**What the task asks**
Only the lines with "Hedef" in the entries below belong in the answer; please copy them.
**** Information supplied ****
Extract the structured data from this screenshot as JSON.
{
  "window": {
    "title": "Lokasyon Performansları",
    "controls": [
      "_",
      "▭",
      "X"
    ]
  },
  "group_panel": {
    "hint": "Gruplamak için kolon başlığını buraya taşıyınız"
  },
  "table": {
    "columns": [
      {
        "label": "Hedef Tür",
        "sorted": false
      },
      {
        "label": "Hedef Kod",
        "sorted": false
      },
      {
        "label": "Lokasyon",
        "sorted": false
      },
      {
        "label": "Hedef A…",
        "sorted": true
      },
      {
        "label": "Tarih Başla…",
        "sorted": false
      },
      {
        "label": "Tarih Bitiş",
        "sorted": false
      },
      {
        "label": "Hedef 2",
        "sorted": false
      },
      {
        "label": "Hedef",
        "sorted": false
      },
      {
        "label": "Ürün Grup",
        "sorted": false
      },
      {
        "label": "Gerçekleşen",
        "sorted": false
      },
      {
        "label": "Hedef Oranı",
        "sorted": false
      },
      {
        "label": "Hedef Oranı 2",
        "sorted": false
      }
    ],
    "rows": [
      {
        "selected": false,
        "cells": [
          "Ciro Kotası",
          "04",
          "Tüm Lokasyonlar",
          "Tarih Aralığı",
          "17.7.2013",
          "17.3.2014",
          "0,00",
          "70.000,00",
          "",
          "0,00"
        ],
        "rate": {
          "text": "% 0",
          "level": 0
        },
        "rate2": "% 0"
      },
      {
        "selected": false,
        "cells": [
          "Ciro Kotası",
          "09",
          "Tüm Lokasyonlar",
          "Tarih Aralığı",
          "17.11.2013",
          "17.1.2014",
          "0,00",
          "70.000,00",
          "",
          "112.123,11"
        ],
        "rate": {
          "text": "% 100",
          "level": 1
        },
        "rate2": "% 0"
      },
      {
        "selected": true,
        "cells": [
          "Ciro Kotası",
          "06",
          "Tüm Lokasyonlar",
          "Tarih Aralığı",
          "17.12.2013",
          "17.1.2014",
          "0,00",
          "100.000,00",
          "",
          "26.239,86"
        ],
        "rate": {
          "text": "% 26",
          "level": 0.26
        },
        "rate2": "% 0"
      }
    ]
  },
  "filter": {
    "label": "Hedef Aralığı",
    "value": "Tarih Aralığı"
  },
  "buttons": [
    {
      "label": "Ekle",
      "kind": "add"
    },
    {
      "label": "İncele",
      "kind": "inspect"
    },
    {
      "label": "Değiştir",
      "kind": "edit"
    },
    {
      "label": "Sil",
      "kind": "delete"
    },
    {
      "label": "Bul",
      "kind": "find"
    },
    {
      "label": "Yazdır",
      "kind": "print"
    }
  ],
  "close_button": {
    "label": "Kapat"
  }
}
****
**Result for this exercise**
        "label": "Hedef Tür",
        "label": "Hedef Kod",
        "label": "Hedef A…",
        "label": "Hedef 2",
        "label": "Hedef",
        "label": "Hedef Oranı",
        "label": "Hedef Oranı 2",
    "label": "Hedef Aralığı",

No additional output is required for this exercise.